As a lifelong New York Giants fan, I wish it were true that that the Washington Redskins had “lost their trademark” as several sports commentators -- who should know better -- have publically stated. In addition to being mortal enemies to my beloved Giants, another perfectly legitimate reason to loathe the team from Washington is because of their refusal to change their derogatory team name. Frankly, I think the owner of the team should be ashamed of himself. That said, the decision issued by the Trademark Trial and Appeal Board (“TTAB”) which cancelled certain of the team’s federal trademark registrations does NOT prevent the team from: (1) using REDSKINS as the team name or (2) enforcing the team’s common law trademark rights against would-be infringers. This is because a federal registration is not the only method by which a brand name and/or logo can acquire rights and protections by law.

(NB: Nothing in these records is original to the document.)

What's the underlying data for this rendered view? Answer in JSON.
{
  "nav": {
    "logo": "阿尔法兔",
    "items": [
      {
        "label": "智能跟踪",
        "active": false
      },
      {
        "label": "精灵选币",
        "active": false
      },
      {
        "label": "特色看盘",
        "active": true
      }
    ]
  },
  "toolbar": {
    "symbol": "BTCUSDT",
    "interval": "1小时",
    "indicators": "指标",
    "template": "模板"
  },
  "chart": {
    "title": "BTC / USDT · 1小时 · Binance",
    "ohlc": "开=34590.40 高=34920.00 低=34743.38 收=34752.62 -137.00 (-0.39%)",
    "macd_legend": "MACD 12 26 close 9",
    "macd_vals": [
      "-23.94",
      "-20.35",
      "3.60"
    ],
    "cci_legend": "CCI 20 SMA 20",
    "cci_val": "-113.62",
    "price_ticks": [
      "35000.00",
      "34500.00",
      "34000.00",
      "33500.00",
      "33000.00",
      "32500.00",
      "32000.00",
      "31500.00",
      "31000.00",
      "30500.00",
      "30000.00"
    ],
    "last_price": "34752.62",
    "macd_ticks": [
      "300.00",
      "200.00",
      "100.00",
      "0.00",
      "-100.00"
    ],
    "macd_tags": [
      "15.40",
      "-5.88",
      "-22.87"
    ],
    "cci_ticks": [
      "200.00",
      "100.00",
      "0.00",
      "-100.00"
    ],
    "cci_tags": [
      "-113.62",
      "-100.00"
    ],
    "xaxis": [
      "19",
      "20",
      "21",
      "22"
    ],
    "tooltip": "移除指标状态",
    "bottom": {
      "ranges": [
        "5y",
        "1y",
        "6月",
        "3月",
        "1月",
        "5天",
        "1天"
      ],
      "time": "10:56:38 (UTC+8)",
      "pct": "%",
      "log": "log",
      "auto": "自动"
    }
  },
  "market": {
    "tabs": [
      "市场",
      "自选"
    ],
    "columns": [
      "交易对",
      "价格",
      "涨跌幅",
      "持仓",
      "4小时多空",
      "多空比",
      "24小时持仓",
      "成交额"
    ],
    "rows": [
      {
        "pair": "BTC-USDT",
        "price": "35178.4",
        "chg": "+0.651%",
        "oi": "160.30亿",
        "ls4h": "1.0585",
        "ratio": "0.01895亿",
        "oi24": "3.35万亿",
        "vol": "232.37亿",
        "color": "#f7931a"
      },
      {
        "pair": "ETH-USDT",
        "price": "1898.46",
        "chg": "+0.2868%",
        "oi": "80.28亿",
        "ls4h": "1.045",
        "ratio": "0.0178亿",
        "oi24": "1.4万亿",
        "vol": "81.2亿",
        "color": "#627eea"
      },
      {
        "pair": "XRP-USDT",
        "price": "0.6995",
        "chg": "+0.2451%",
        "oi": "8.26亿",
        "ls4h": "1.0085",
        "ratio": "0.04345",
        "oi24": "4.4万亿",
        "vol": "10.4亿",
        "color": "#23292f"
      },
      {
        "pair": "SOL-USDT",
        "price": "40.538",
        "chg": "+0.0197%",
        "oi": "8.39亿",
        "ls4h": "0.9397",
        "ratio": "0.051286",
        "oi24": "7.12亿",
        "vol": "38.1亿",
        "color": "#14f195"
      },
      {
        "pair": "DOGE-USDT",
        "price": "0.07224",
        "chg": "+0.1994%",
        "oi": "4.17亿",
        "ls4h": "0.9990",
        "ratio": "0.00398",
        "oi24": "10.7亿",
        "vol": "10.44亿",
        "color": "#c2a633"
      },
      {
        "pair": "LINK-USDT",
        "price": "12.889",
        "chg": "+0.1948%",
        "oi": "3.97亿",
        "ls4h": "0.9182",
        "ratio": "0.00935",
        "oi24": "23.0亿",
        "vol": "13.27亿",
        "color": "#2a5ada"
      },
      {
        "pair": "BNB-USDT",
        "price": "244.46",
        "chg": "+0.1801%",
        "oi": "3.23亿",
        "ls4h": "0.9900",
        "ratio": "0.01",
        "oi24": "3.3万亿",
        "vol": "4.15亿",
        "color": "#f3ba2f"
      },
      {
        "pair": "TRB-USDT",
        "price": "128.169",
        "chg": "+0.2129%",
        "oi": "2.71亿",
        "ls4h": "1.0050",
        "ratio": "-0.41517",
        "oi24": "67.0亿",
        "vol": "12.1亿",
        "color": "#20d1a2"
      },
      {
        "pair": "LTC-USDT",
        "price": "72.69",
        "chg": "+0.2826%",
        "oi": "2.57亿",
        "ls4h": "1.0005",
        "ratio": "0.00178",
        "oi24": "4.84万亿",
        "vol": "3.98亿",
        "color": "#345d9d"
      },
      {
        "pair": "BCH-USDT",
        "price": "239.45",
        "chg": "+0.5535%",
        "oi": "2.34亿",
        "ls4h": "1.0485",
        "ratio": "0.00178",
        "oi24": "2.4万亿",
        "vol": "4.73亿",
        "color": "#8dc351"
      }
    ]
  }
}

So what’s the difference between a federally registered trademark (which an owner registers with the United States Patent and Trademark Office (“USPTO”)) and a common law trademark (which arises simply by an owner’s use of a mark in commerce)? There are significant benefits to a federal trademark registration, including:
· exclusive, national scope and protection to the mark (regardless of the actual geographic use)
· notice and the legal presumption of ownership
· The right to sue for infringement in federal courts; and
· The ability to recover profits, damages and costs for infringement, including the possibility of receiving treble damages in certain circumstances;
· The ability to recover attorneys fees in infringement actions;
· aiding in obtaining foreign registrations
· the ability to record with US Customs to prevent importation of counterfeit goods
“Common law” rights, on the other hand, are developed through use. These rights are governed by state law rather than statute. Common law trademark rights are technically limited to the geographic area in which the mark is used. Thus, if a coffee blend is sold under the name BLASTER in California only, the trademark rights to that name exist only in California. If another coffee retailer begins to market a different blend in New York under the same name (assuming they had no knowledge of the California company), then there would be no trademark infringement. However, if the New York company attempted to sell their coffee blend nation-wide, they would discover that the California company's common law rights to the mark would prevent them from entering the California market. In the internet age, query whether this old-fashion notion of separate markets is still applicable. The REDSKINS, for instance, have been using that name in commerce since at least 1932. The mark has generated billions of dollars in sales worldwide. Their trademark rights are pretty darn strong.
This case is interesting because it proves that brand owners that have built goodwill in their marks over time are still entitled to certain protections by law -- even without a federally registered trademark. It is crucial that any new business venture conducts a comprehensive search of not only the USPTO but also each state’s trademark databases and online sources, such as Google. B+I subscribes to a proprietary database that allows us to perform deep searches that the average consumer cannot otherwise perform. Please don’t hesitate to contact us if you would like a comprehensive search conducted. We conduct the search, provide you with a written opinion letter, and follow up the letter with a conversation to discuss the results and how best to proceed. Don’t take shortcuts when it comes to the trademark process.